What is required
Please repeat each line of the data exactly, with nothing left out.

Extracted data
[Start of Attachment]
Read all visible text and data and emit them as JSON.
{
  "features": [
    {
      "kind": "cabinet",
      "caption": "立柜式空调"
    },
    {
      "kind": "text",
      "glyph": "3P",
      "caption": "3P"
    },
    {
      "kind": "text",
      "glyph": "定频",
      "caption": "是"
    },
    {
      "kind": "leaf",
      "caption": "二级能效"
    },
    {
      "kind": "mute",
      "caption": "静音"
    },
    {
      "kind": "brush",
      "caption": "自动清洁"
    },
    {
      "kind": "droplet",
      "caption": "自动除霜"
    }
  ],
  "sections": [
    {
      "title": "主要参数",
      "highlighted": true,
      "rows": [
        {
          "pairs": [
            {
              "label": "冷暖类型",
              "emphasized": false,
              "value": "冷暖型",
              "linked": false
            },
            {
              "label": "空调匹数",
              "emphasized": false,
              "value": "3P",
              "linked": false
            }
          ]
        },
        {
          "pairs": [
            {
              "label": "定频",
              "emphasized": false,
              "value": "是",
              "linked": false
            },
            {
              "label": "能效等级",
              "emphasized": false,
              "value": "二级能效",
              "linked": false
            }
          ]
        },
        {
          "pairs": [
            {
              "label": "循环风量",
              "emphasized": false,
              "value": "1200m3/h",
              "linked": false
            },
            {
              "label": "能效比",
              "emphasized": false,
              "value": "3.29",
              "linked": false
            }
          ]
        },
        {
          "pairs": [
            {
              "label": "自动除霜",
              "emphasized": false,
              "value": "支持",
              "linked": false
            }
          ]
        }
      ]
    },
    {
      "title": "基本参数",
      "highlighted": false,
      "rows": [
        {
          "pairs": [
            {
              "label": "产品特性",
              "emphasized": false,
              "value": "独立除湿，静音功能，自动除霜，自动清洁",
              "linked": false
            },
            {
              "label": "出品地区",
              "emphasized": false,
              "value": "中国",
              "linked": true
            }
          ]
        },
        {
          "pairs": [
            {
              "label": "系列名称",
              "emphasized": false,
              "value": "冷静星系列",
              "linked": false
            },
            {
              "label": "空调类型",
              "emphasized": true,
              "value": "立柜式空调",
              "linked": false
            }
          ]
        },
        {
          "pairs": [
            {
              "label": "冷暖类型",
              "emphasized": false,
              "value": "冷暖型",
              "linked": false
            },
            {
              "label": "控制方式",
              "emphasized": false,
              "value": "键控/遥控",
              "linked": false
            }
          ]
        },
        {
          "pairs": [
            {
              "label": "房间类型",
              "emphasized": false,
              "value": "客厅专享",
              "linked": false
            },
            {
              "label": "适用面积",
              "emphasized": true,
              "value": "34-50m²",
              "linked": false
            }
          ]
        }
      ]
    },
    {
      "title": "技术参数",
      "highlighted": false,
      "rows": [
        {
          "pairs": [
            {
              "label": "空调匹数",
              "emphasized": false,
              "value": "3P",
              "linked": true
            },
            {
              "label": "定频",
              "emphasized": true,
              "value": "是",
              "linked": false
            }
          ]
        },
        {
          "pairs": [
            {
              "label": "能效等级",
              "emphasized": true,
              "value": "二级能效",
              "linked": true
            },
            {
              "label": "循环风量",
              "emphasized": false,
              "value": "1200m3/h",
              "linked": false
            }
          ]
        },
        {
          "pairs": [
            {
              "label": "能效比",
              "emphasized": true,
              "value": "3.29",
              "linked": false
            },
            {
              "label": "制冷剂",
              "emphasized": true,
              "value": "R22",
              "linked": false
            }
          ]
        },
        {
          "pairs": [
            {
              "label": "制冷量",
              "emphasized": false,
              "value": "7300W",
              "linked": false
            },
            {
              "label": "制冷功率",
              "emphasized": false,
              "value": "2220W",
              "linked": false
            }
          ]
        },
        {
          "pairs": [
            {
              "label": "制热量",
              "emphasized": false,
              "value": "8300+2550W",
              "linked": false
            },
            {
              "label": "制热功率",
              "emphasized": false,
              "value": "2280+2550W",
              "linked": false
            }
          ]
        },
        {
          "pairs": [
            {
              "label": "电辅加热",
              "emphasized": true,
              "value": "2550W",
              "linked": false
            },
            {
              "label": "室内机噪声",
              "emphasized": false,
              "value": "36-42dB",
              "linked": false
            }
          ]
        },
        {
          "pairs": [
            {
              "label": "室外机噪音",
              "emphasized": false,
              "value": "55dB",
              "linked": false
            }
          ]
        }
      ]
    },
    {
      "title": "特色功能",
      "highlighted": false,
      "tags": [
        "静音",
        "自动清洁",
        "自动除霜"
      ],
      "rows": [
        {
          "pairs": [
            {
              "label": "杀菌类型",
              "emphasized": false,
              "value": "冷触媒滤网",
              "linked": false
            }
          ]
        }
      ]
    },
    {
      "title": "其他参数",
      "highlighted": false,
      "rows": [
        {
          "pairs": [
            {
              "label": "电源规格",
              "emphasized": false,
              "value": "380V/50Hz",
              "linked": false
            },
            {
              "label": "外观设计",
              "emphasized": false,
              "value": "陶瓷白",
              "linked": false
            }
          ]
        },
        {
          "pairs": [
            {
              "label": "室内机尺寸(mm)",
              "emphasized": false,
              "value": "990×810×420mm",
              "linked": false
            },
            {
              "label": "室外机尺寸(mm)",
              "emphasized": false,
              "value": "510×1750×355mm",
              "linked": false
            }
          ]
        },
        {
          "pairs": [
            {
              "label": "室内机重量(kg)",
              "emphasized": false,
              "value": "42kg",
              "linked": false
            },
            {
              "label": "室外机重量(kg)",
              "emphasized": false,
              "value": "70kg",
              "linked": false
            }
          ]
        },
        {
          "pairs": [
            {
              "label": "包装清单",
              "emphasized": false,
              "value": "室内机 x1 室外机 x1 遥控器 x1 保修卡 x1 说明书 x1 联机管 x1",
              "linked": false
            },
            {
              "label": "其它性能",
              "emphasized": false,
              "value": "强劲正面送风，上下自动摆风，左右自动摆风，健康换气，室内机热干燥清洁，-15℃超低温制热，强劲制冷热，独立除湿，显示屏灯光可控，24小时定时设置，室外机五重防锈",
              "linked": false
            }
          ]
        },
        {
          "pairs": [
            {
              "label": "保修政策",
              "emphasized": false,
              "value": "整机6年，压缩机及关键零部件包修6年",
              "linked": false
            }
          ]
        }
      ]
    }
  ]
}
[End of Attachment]
Solution for this exercise
Read all visible text and data and emit them as JSON.
{
  "features": [
    {
      "kind": "cabinet",
      "caption": "立柜式空调"
    },
    {
      "kind": "text",
      "glyph": "3P",
      "caption": "3P"
    },
    {
      "kind": "text",
      "glyph": "定频",
      "caption": "是"
    },
    {
      "kind": "leaf",
      "caption": "二级能效"
    },
    {
      "kind": "mute",
      "caption": "静音"
    },
    {
      "kind": "brush",
      "caption": "自动清洁"
    },
    {
      "kind": "droplet",
      "caption": "自动除霜"
    }
  ],
  "sections": [
    {
      "title": "主要参数",
      "highlighted": true,
      "rows": [
        {
          "pairs": [
            {
              "label": "冷暖类型",
              "emphasized": false,
              "value": "冷暖型",
              "linked": false
            },
            {
              "label": "空调匹数",
              "emphasized": false,
              "value": "3P",
              "linked": false
            }
          ]
        },
        {
          "pairs": [
            {
              "label": "定频",
              "emphasized": false,
              "value": "是",
              "linked": false
            },
            {
              "label": "能效等级",
              "emphasized": false,
              "value": "二级能效",
              "linked": false
            }
          ]
        },
        {
          "pairs": [
            {
              "label": "循环风量",
              "emphasized": false,
              "value": "1200m3/h",
              "linked": false
            },
            {
              "label": "能效比",
              "emphasized": false,
              "value": "3.29",
              "linked": false
            }
          ]
        },
        {
          "pairs": [
            {
              "label": "自动除霜",
              "emphasized": false,
              "value": "支持",
              "linked": false
            }
          ]
        }
      ]
    },
    {
      "title": "基本参数",
      "highlighted": false,
      "rows": [
        {
          "pairs": [
            {
              "label": "产品特性",
              "emphasized": false,
              "value": "独立除湿，静音功能，自动除霜，自动清洁",
              "linked": false
            },
            {
              "label": "出品地区",
              "emphasized": false,
              "value": "中国",
              "linked": true
            }
          ]
        },
        {
          "pairs": [
            {
              "label": "系列名称",
              "emphasized": false,
              "value": "冷静星系列",
              "linked": false
            },
            {
              "label": "空调类型",
              "emphasized": true,
              "value": "立柜式空调",
              "linked": false
            }
          ]
        },
        {
          "pairs": [
            {
              "label": "冷暖类型",
              "emphasized": false,
              "value": "冷暖型",
              "linked": false
            },
            {
              "label": "控制方式",
              "emphasized": false,
              "value": "键控/遥控",
              "linked": false
            }
          ]
        },
        {
          "pairs": [
            {
              "label": "房间类型",
              "emphasized": false,
              "value": "客厅专享",
              "linked": false
            },
            {
              "label": "适用面积",
              "emphasized": true,
              "value": "34-50m²",
              "linked": false
            }
          ]
        }
      ]
    },
    {
      "title": "技术参数",
      "highlighted": false,
      "rows": [
        {
          "pairs": [
            {
              "label": "空调匹数",
              "emphasized": false,
              "value": "3P",
              "linked": true
            },
            {
              "label": "定频",
              "emphasized": true,
              "value": "是",
              "linked": false
            }
          ]
        },
        {
          "pairs": [
            {
              "label": "能效等级",
              "emphasized": true,
              "value": "二级能效",
              "linked": true
            },
            {
              "label": "循环风量",
              "emphasized": false,
              "value": "1200m3/h",
              "linked": false
            }
          ]
        },
        {
          "pairs": [
            {
              "label": "能效比",
              "emphasized": true,
              "value": "3.29",
              "linked": false
            },
            {
              "label": "制冷剂",
              "emphasized": true,
              "value": "R22",
              "linked": false
            }
          ]
        },
        {
          "pairs": [
            {
              "label": "制冷量",
              "emphasized": false,
              "value": "7300W",
              "linked": false
            },
            {
              "label": "制冷功率",
              "emphasized": false,
              "value": "2220W",
              "linked": false
            }
          ]
        },
        {
          "pairs": [
            {
              "label": "制热量",
              "emphasized": false,
              "value": "8300+2550W",
              "linked": false
            },
            {
              "label": "制热功率",
              "emphasized": false,
              "value": "2280+2550W",
              "linked": false
            }
          ]
        },
        {
          "pairs": [
            {
              "label": "电辅加热",
              "emphasized": true,
              "value": "2550W",
              "linked": false
            },
            {
              "label": "室内机噪声",
              "emphasized": false,
              "value": "36-42dB",
              "linked": false
            }
          ]
        },
        {
          "pairs": [
            {
              "label": "室外机噪音",
              "emphasized": false,
              "value": "55dB",
              "linked": false
            }
          ]
        }
      ]
    },
    {
      "title": "特色功能",
      "highlighted": false,
      "tags": [
        "静音",
        "自动清洁",
        "自动除霜"
      ],
      "rows": [
        {
          "pairs": [
            {
              "label": "杀菌类型",
              "emphasized": false,
              "value": "冷触媒滤网",
              "linked": false
            }
          ]
        }
      ]
    },
    {
      "title": "其他参数",
      "highlighted": false,
      "rows": [
        {
          "pairs": [
            {
              "label": "电源规格",
              "emphasized": false,
              "value": "380V/50Hz",
              "linked": false
            },
            {
              "label": "外观设计",
              "emphasized": false,
              "value": "陶瓷白",
              "linked": false
            }
          ]
        },
        {
          "pairs": [
            {
              "label": "室内机尺寸(mm)",
              "emphasized": false,
              "value": "990×810×420mm",
              "linked": false
            },
            {
              "label": "室外机尺寸(mm)",
              "emphasized": false,
              "value": "510×1750×355mm",
              "linked": false
            }
          ]
        },
        {
          "pairs": [
            {
              "label": "室内机重量(kg)",
              "emphasized": false,
              "value": "42kg",
              "linked": false
            },
            {
              "label": "室外机重量(kg)",
              "emphasized": false,
              "value": "70kg",
              "linked": false
            }
          ]
        },
        {
          "pairs": [
            {
              "label": "包装清单",
              "emphasized": false,
              "value": "室内机 x1 室外机 x1 遥控器 x1 保修卡 x1 说明书 x1 联机管 x1",
              "linked": false
            },
            {
              "label": "其它性能",
              "emphasized": false,
              "value": "强劲正面送风，上下自动摆风，左右自动摆风，健康换气，室内机热干燥清洁，-15℃超低温制热，强劲制冷热，独立除湿，显示屏灯光可控，24小时定时设置，室外机五重防锈",
              "linked": false
            }
          ]
        },
        {
          "pairs": [
            {
              "label": "保修政策",
              "emphasized": false,
              "value": "整机6年，压缩机及关键零部件包修6年",
              "linked": false
            }
          ]
        }
      ]
    }
  ]
}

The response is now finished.